I'll confess that in high school I was the type more likely to read the Cliff Notes than the assigned work. I was going to be an engineer; who cared about books? But for a requirement in college I took a literature course and I've been grateful ever since. I joke that I'm a self-taught reader, having pretty much started at age 19.

Politics and social issues propelled me into journalism. I felt like I had something to say so I started to write. In college I always enjoyed reading a great alternative weekly, the Chicago Reader. I began contributing to the Reader and eventually earned a staff job there writing about Chicago politics. That led to my first book, Fire on the Prairie, in which I tell the story of race politics at work in every big city by telling the tale of Chicago during the 1980s, a particularly brutal racial time in that city's history.

Youth violence was the subject of my second book, Drive-By. In that work, I introduce readers to the range of characters and issues at work in a single drive-by shooting that left a 13-year-old dead and put three teenagers in prison for murder. With my third book, The Plot to Get Bill Gates, I returned to my early tech roots.

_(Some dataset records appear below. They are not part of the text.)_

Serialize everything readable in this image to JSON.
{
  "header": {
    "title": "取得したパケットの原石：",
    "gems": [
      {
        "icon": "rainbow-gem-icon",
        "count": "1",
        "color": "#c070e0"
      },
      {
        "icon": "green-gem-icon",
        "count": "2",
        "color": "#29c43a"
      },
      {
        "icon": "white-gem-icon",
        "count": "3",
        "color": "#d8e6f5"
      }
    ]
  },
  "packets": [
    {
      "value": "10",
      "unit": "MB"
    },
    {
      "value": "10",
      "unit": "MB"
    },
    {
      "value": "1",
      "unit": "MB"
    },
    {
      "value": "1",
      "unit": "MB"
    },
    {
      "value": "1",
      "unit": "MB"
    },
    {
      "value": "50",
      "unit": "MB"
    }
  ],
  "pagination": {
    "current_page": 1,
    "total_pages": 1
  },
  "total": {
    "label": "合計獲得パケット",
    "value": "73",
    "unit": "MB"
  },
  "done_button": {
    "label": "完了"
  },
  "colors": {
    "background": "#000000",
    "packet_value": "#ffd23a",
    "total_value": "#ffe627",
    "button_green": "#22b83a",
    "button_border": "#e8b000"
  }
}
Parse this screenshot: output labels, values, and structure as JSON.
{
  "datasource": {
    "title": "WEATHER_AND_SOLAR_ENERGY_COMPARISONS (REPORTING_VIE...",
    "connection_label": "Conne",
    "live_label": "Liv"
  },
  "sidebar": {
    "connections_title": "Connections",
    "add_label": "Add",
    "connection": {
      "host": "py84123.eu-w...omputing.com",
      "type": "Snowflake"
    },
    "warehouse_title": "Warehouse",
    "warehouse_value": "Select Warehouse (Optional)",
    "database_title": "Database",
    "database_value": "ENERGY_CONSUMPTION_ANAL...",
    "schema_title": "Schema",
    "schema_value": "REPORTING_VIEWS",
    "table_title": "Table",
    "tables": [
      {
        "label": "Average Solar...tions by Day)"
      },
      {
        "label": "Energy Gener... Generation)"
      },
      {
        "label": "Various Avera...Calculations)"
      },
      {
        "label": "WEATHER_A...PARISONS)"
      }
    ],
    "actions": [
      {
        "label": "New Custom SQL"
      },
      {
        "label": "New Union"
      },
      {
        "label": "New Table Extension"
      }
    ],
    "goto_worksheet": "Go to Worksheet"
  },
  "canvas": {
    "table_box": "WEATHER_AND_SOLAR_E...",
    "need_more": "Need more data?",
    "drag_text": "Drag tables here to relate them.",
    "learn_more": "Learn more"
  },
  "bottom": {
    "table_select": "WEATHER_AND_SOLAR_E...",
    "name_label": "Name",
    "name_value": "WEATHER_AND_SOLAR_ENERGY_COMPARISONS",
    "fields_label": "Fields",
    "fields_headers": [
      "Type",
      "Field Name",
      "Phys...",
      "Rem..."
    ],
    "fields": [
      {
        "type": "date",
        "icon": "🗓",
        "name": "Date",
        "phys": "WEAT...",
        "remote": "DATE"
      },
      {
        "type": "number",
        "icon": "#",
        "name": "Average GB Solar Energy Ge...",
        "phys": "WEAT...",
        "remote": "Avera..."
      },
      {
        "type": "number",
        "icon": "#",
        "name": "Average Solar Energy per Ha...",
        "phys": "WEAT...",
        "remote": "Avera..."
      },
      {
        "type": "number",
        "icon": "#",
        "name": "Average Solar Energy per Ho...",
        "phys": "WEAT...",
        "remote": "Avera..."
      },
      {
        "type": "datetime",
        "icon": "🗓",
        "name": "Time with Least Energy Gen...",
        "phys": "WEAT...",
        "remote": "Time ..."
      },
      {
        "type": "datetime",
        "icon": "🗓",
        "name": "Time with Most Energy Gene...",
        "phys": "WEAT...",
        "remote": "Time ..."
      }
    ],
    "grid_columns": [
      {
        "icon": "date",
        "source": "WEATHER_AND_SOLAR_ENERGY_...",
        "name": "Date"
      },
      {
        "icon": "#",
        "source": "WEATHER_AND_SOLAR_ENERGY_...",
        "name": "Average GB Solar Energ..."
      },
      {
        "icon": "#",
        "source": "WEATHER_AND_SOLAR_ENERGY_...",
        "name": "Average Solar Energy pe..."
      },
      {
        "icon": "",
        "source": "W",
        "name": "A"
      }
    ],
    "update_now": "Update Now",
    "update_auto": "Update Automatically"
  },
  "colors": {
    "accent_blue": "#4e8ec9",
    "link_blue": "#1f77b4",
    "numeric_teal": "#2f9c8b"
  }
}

I left the book world for about a decade. I started writing for a range of magazines, from Wired to the New York Times Magazine to GQ. At the start of 2004, I took a staff position with The New York Times. As terrific experience as that was, I'm very happy to be returning to books and talking about my latest work, BROKE, USA: From Pawnshops to Poverty, Inc. - How the Working Poor Became Big Business.